Entries from a dataset of interfaces
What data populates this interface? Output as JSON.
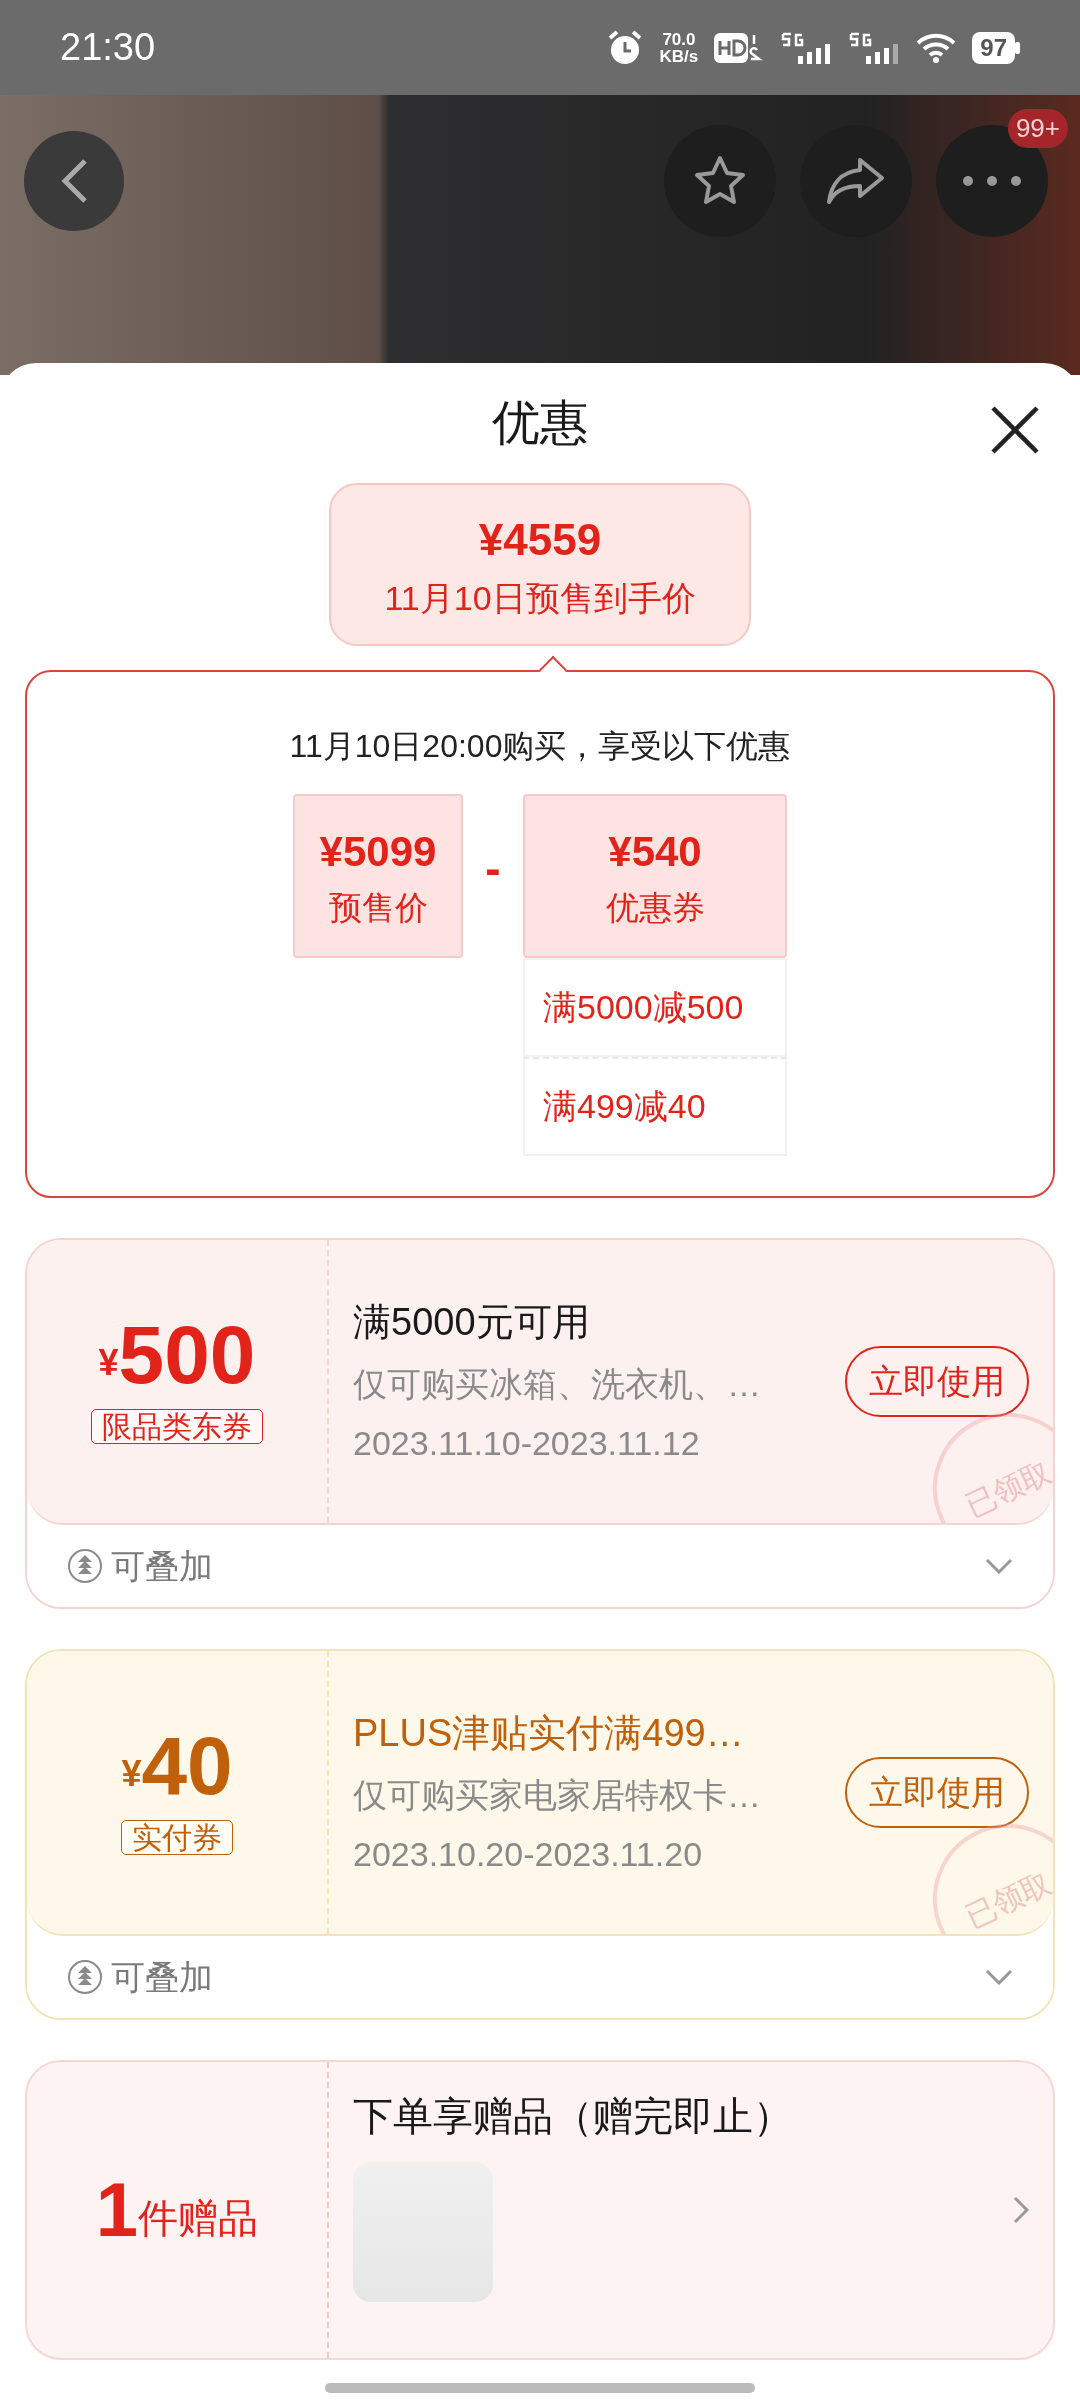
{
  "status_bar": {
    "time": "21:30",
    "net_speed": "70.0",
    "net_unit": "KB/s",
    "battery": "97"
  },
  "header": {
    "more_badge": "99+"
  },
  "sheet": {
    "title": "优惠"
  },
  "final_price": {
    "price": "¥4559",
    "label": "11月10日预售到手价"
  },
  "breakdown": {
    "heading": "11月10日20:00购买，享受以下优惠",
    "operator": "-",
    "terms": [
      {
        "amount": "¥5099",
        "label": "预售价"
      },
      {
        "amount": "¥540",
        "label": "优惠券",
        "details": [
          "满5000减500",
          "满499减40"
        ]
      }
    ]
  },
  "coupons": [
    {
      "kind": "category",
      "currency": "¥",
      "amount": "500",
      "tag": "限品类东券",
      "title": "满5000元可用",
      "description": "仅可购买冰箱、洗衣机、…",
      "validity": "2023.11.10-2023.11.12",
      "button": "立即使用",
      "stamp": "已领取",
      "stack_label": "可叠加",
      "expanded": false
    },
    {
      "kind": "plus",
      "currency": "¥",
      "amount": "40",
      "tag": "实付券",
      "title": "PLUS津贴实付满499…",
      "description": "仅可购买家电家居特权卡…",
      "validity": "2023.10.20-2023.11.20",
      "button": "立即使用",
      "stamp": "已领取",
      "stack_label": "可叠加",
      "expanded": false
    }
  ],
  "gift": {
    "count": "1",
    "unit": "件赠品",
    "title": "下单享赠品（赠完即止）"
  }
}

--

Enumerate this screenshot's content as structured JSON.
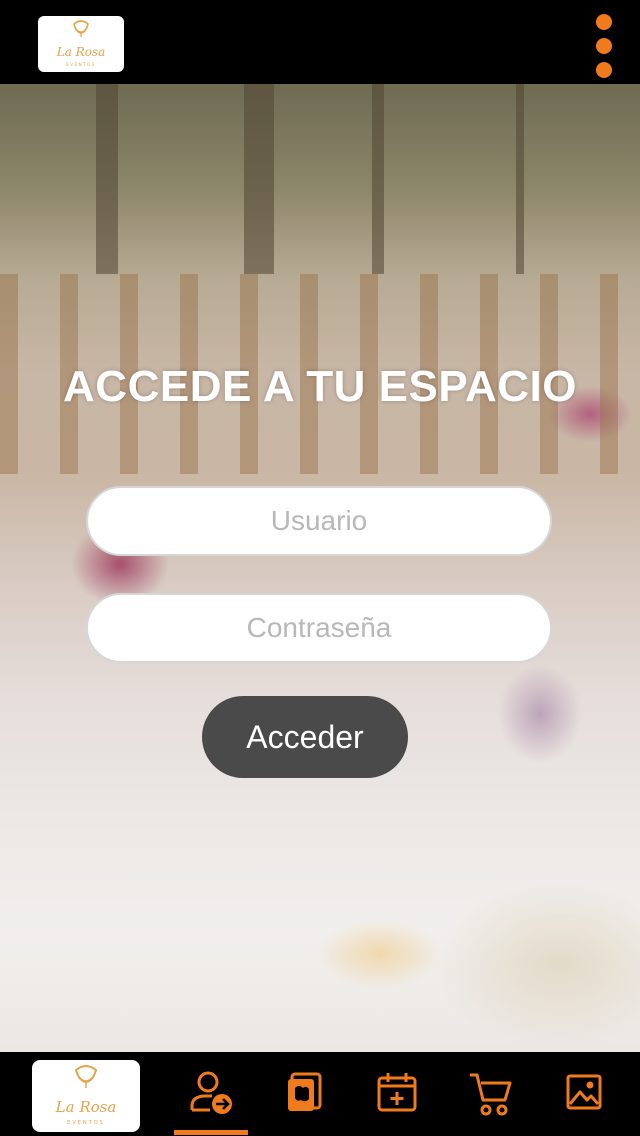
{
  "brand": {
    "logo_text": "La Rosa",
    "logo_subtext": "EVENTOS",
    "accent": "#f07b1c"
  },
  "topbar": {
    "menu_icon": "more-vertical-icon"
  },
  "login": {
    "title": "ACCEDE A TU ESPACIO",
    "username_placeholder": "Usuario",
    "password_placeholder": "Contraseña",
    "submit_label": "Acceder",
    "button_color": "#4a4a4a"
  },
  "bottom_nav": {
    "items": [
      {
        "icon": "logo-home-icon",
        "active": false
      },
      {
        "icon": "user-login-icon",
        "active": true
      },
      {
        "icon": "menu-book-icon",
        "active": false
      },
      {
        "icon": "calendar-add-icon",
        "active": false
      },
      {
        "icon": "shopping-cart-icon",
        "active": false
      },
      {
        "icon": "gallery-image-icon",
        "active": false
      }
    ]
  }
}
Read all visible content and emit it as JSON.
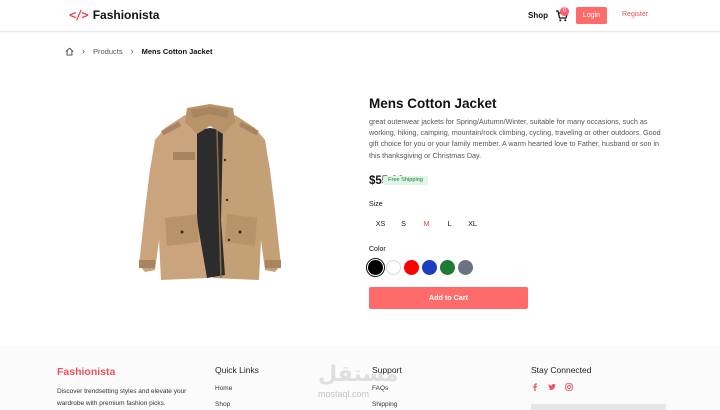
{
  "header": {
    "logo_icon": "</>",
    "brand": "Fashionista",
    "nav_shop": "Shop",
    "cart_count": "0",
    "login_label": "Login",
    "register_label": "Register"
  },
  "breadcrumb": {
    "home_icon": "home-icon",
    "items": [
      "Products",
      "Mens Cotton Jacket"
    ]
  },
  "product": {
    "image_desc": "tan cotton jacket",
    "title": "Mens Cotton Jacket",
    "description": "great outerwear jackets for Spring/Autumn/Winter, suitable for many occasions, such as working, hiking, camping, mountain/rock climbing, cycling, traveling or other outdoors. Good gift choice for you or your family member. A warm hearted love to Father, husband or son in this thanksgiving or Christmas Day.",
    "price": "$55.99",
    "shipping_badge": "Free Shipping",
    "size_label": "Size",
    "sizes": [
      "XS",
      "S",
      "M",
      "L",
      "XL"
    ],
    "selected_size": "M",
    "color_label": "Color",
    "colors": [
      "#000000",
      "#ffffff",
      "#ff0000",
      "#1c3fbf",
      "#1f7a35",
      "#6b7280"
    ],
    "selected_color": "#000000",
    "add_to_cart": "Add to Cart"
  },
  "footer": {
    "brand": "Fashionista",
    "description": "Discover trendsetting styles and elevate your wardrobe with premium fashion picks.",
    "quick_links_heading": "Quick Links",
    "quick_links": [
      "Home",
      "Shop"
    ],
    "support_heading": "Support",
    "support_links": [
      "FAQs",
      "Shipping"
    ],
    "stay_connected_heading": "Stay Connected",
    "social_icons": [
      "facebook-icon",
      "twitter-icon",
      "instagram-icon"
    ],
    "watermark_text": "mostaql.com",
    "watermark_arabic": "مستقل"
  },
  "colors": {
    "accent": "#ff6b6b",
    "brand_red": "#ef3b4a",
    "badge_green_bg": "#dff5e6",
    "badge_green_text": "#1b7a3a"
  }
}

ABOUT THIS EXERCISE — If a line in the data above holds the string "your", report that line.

TASK SOLUTION —
    "description": "great outerwear jackets for Spring/Autumn/Winter, suitable for many occasions, such as working, hiking, camping, mountain/rock climbing, cycling, traveling or other outdoors. Good gift choice for you or your family member. A warm hearted love to Father, husband or son in this thanksgiving or Christmas Day.",
    "description": "Discover trendsetting styles and elevate your wardrobe with premium fashion picks.",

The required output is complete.